Return every line below exactly, leaving nothing out.

= THE RECORDS =
****************************************

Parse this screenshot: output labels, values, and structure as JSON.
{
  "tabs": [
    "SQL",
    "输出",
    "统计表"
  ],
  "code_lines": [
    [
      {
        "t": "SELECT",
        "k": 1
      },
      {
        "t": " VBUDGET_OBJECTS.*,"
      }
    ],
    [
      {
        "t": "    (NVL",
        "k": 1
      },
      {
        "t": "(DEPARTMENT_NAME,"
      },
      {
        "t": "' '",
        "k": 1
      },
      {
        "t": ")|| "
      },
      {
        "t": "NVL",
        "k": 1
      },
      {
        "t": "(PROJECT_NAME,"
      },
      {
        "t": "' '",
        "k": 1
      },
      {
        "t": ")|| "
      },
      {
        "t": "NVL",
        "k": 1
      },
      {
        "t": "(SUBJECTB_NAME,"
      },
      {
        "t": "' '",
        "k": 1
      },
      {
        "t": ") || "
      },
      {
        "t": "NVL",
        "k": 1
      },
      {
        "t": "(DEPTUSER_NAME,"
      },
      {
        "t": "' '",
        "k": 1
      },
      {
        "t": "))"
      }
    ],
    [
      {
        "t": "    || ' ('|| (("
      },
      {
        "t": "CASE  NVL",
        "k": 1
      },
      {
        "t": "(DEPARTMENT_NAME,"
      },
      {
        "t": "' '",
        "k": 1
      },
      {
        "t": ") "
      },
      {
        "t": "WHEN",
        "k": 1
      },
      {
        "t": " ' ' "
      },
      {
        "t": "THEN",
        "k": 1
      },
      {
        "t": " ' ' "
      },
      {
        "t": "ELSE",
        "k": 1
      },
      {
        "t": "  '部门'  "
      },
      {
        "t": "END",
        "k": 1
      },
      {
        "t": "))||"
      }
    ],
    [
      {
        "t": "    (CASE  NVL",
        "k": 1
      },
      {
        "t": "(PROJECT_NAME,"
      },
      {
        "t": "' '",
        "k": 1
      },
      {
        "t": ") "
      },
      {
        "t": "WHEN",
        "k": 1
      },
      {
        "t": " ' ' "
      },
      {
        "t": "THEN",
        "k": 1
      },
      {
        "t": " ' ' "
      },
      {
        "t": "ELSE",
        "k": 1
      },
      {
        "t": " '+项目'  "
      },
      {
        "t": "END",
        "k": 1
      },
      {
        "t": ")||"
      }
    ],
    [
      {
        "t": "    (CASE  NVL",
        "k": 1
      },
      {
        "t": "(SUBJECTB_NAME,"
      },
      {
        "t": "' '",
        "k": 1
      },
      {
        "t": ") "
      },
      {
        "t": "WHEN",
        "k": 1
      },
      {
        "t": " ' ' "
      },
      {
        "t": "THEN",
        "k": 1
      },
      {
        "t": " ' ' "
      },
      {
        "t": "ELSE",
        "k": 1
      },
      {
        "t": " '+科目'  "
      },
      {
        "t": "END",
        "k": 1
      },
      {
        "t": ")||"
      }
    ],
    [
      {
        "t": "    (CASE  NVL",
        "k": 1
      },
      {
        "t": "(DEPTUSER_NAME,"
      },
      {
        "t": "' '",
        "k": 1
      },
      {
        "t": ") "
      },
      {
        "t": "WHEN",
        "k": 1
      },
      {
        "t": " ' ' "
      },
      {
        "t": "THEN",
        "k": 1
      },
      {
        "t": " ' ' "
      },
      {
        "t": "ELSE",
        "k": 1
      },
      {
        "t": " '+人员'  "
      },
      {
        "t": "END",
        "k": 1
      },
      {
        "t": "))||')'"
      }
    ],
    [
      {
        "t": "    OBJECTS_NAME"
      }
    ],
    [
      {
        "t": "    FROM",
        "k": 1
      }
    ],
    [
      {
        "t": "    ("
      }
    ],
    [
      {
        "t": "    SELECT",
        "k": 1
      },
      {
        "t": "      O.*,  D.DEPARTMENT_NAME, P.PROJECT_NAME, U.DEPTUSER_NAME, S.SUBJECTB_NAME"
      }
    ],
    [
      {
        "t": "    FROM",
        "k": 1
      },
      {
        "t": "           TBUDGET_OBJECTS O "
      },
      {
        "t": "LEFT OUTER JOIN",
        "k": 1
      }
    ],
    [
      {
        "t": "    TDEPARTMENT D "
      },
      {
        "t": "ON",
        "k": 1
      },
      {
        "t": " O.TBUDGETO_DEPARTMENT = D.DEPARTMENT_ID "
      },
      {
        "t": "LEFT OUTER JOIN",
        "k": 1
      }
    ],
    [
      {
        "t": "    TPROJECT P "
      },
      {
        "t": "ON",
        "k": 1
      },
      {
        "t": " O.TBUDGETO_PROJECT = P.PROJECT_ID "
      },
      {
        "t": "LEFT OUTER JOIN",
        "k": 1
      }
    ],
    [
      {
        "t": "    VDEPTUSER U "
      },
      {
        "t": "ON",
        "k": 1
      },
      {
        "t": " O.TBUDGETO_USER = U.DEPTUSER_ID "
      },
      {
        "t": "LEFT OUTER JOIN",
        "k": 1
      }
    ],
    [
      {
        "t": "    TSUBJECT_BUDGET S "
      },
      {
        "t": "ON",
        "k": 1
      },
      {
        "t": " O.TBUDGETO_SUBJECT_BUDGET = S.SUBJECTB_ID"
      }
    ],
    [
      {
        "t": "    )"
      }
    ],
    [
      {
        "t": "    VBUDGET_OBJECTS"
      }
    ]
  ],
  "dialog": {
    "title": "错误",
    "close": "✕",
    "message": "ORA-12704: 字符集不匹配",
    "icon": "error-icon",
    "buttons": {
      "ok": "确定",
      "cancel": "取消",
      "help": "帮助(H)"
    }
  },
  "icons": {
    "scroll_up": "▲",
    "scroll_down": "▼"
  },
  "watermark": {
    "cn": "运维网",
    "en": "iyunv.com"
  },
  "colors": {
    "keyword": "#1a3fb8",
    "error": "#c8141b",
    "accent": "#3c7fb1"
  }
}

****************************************

= RESULT OF THE EXERCISE =
Parse this screenshot: output labels, values, and structure as JSON.
{
  "tabs": [
    "SQL",
    "输出",
    "统计表"
  ],
  "code_lines": [
    [
      {
        "t": "SELECT",
        "k": 1
      },
      {
        "t": " VBUDGET_OBJECTS.*,"
      }
    ],
    [
      {
        "t": "    (NVL",
        "k": 1
      },
      {
        "t": "(DEPARTMENT_NAME,"
      },
      {
        "t": "' '",
        "k": 1
      },
      {
        "t": ")|| "
      },
      {
        "t": "NVL",
        "k": 1
      },
      {
        "t": "(PROJECT_NAME,"
      },
      {
        "t": "' '",
        "k": 1
      },
      {
        "t": ")|| "
      },
      {
        "t": "NVL",
        "k": 1
      },
      {
        "t": "(SUBJECTB_NAME,"
      },
      {
        "t": "' '",
        "k": 1
      },
      {
        "t": ") || "
      },
      {
        "t": "NVL",
        "k": 1
      },
      {
        "t": "(DEPTUSER_NAME,"
      },
      {
        "t": "' '",
        "k": 1
      },
      {
        "t": "))"
      }
    ],
    [
      {
        "t": "    || ' ('|| (("
      },
      {
        "t": "CASE  NVL",
        "k": 1
      },
      {
        "t": "(DEPARTMENT_NAME,"
      },
      {
        "t": "' '",
        "k": 1
      },
      {
        "t": ") "
      },
      {
        "t": "WHEN",
        "k": 1
      },
      {
        "t": " ' ' "
      },
      {
        "t": "THEN",
        "k": 1
      },
      {
        "t": " ' ' "
      },
      {
        "t": "ELSE",
        "k": 1
      },
      {
        "t": "  '部门'  "
      },
      {
        "t": "END",
        "k": 1
      },
      {
        "t": "))||"
      }
    ],
    [
      {
        "t": "    (CASE  NVL",
        "k": 1
      },
      {
        "t": "(PROJECT_NAME,"
      },
      {
        "t": "' '",
        "k": 1
      },
      {
        "t": ") "
      },
      {
        "t": "WHEN",
        "k": 1
      },
      {
        "t": " ' ' "
      },
      {
        "t": "THEN",
        "k": 1
      },
      {
        "t": " ' ' "
      },
      {
        "t": "ELSE",
        "k": 1
      },
      {
        "t": " '+项目'  "
      },
      {
        "t": "END",
        "k": 1
      },
      {
        "t": ")||"
      }
    ],
    [
      {
        "t": "    (CASE  NVL",
        "k": 1
      },
      {
        "t": "(SUBJECTB_NAME,"
      },
      {
        "t": "' '",
        "k": 1
      },
      {
        "t": ") "
      },
      {
        "t": "WHEN",
        "k": 1
      },
      {
        "t": " ' ' "
      },
      {
        "t": "THEN",
        "k": 1
      },
      {
        "t": " ' ' "
      },
      {
        "t": "ELSE",
        "k": 1
      },
      {
        "t": " '+科目'  "
      },
      {
        "t": "END",
        "k": 1
      },
      {
        "t": ")||"
      }
    ],
    [
      {
        "t": "    (CASE  NVL",
        "k": 1
      },
      {
        "t": "(DEPTUSER_NAME,"
      },
      {
        "t": "' '",
        "k": 1
      },
      {
        "t": ") "
      },
      {
        "t": "WHEN",
        "k": 1
      },
      {
        "t": " ' ' "
      },
      {
        "t": "THEN",
        "k": 1
      },
      {
        "t": " ' ' "
      },
      {
        "t": "ELSE",
        "k": 1
      },
      {
        "t": " '+人员'  "
      },
      {
        "t": "END",
        "k": 1
      },
      {
        "t": "))||')'"
      }
    ],
    [
      {
        "t": "    OBJECTS_NAME"
      }
    ],
    [
      {
        "t": "    FROM",
        "k": 1
      }
    ],
    [
      {
        "t": "    ("
      }
    ],
    [
      {
        "t": "    SELECT",
        "k": 1
      },
      {
        "t": "      O.*,  D.DEPARTMENT_NAME, P.PROJECT_NAME, U.DEPTUSER_NAME, S.SUBJECTB_NAME"
      }
    ],
    [
      {
        "t": "    FROM",
        "k": 1
      },
      {
        "t": "           TBUDGET_OBJECTS O "
      },
      {
        "t": "LEFT OUTER JOIN",
        "k": 1
      }
    ],
    [
      {
        "t": "    TDEPARTMENT D "
      },
      {
        "t": "ON",
        "k": 1
      },
      {
        "t": " O.TBUDGETO_DEPARTMENT = D.DEPARTMENT_ID "
      },
      {
        "t": "LEFT OUTER JOIN",
        "k": 1
      }
    ],
    [
      {
        "t": "    TPROJECT P "
      },
      {
        "t": "ON",
        "k": 1
      },
      {
        "t": " O.TBUDGETO_PROJECT = P.PROJECT_ID "
      },
      {
        "t": "LEFT OUTER JOIN",
        "k": 1
      }
    ],
    [
      {
        "t": "    VDEPTUSER U "
      },
      {
        "t": "ON",
        "k": 1
      },
      {
        "t": " O.TBUDGETO_USER = U.DEPTUSER_ID "
      },
      {
        "t": "LEFT OUTER JOIN",
        "k": 1
      }
    ],
    [
      {
        "t": "    TSUBJECT_BUDGET S "
      },
      {
        "t": "ON",
        "k": 1
      },
      {
        "t": " O.TBUDGETO_SUBJECT_BUDGET = S.SUBJECTB_ID"
      }
    ],
    [
      {
        "t": "    )"
      }
    ],
    [
      {
        "t": "    VBUDGET_OBJECTS"
      }
    ]
  ],
  "dialog": {
    "title": "错误",
    "close": "✕",
    "message": "ORA-12704: 字符集不匹配",
    "icon": "error-icon",
    "buttons": {
      "ok": "确定",
      "cancel": "取消",
      "help": "帮助(H)"
    }
  },
  "icons": {
    "scroll_up": "▲",
    "scroll_down": "▼"
  },
  "watermark": {
    "cn": "运维网",
    "en": "iyunv.com"
  },
  "colors": {
    "keyword": "#1a3fb8",
    "error": "#c8141b",
    "accent": "#3c7fb1"
  }
}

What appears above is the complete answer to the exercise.